Connecting Waterpeople

You are here

UK's summer 2022 drought provides warning for future years, say scientists

  • UK's summer 2022 drought provides warning for future years, say scientists
    Pentwyn Reservoir during the 2022 drought.
    Credit: Alan Hughes via Wikimedia Commons

About the entity

UK Centre for Ecology & Hydrology
The Centre for Ecology & Hydrology (CEH) is a world-class research organisation focusing on land and freshwater ecosystems and their interaction with the atmosphere.

The UK will be increasingly tested by more droughts like 2022, emphasizing the importance of being prepared for similar extreme weather in future, say scientists who have analyzed that summer's events.

The study by the UK Center for Ecology & Hydrology (UKCEH) outlines how the drought evolved and its impacts on water resources, wildlife and people, comparing the situation with previous droughts and looks at whether it is an indication of future events. The study is published in the journal Weather.

Summer 2022 was the joint hottest (with 2018) and fifth driest since the 1890s. The drought affected large parts of the country and was the worst in some areas since 1976. It was part of wider European drought, believed to be the worst on the continent in 500 years.

The prolonged and extensive exceptional heat, dry soils and low river flows had impacts across much of the UK including water restrictions—with six companies introducing hosepipe bans affecting around 20 million people—and restrictions on waterways navigation.

Extensive challenges for agriculture included low crop and milk yields, as well as dying grass in grazing fields that forced farmers to use winter food stores. During the summer, there were nearly 25,000 wildfires; they spread easily across dry fields and also affected urban areas. Environmental impacts included algal blooms and fish kills.
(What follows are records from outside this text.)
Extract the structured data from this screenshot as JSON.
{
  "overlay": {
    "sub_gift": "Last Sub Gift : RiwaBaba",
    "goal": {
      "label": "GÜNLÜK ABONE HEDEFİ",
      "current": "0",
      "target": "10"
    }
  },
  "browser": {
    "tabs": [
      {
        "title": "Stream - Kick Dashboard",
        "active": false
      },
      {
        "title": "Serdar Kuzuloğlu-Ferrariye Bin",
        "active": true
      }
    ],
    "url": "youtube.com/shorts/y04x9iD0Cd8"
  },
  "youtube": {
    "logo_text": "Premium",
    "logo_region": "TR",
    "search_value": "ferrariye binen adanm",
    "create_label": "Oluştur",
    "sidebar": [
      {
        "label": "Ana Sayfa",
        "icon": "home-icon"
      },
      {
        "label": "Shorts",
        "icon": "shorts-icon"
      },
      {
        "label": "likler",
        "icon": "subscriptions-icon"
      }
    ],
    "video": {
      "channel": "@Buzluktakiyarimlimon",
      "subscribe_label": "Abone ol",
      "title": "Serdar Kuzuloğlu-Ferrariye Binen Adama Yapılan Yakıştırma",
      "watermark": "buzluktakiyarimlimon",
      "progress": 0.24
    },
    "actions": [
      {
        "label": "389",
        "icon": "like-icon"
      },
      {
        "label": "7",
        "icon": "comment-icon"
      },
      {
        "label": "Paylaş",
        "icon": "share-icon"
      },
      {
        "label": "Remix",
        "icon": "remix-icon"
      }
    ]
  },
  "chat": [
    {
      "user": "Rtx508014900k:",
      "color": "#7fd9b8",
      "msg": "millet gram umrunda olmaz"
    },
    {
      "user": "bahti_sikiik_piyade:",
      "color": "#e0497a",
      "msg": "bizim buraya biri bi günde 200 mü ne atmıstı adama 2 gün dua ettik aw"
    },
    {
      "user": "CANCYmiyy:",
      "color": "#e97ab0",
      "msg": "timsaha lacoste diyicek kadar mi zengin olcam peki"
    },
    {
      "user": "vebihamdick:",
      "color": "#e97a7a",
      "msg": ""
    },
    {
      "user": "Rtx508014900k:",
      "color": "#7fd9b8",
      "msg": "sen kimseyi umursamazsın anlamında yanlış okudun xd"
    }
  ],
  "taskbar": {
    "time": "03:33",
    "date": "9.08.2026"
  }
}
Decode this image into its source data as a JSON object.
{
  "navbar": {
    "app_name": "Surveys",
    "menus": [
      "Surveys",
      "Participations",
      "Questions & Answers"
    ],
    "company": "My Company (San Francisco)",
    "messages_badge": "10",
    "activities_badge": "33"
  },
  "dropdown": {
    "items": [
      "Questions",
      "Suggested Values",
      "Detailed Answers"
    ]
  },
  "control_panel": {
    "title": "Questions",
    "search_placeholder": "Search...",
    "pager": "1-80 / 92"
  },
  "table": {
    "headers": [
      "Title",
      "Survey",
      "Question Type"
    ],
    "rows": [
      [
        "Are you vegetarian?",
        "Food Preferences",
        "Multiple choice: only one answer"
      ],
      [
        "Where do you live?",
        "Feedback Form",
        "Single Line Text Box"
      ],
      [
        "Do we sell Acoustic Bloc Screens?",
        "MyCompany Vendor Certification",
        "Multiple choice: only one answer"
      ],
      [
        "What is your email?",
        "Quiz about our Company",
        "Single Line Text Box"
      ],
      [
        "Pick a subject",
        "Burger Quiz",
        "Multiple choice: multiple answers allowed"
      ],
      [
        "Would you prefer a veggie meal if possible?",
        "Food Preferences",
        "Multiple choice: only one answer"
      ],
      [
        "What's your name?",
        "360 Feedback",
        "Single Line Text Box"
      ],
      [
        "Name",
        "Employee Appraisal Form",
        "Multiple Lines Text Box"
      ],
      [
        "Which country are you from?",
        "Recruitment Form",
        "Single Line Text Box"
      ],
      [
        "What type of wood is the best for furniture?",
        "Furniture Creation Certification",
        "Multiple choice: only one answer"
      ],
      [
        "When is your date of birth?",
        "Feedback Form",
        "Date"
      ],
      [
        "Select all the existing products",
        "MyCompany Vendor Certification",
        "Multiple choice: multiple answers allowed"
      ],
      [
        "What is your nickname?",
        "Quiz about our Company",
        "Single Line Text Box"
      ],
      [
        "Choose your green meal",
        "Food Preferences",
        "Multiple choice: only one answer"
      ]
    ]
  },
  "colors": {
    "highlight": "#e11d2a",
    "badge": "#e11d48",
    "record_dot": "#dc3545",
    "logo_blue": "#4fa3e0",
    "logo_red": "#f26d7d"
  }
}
A Level 4 heat-health alert was issued for the first time since its introduction in 2004, and an estimated 2,800 excess deaths of over 65s due to heat between June and August.

 The drought affected large parts of the country and was the worst in some areas since 1976

That summer's events underline our continuing vulnerability to intense droughts associated with low spring/summer rainfall alongside very high temperatures—especially given it followed shortly another intense summer drought in 2018.

UKCEH hydrologist Jamie Hannaford, one of the authors of the study, said, "The 2022 drought posed significant challenges to water management and communication with the public given the speed of onset of drought conditions and impacts. It has provided water managers with an important stress test, enabling them to assess our resilience to the kind of extreme event that we will see much more of in future."

Hydrologists classify 2022 as a summer drought, which developed relatively quickly, as opposed to a multi-year drought driven by successive dry winters. While there is significant uncertainty about how multi-year droughts may evolve in future, scientists are highly confident, based on modeling, that we will be increasingly tested by more droughts like 2022. Human-driven climate warming increases the risk of droughts like 2018 and 2022, associated with drier summers and higher temperatures.

The authors of the study say the impacts on water supply were relatively modest in terms of duration and areas affected. Like 2018, this was largely due to wetter winters before and after the drought.

They say droughts like 2022 emphasize the need for improved real-time monitoring and forecasting systems. This would give an indication of the likely impacts that may lie ahead, to help apply mitigation measures—such as restrictions on abstractions or efforts to safeguard the environment like fish rescues—at an early stage.

UKCEH oversees COSMOS-UK, a long-term network of soil moisture monitoring sites, producing live data, which was used for the 2022 drought study.

It is also leading the development of a Floods and Droughts Research Infrastructure (FDRI). The new instruments will produce an extensive range of new measurements across several UK catchments.

The data will enable researchers to improve computer models to predict when and where droughts and floods will happen, and how severe they will be.

Subscribe to our newsletter

Topics of interest

The data provided will be treated by iAgua Conocimiento, SL for the purpose of sending emails with updated information and occasionally on products and / or services of interest. For this we need you to check the following box to grant your consent. Remember that at any time you can exercise your rights of access, rectification and elimination of this data. You can consult all the additional and detailed information about Data Protection.

Featured news

07/02/2022 · Drought

HydroSOS - Global Hydrological Status and Outlook System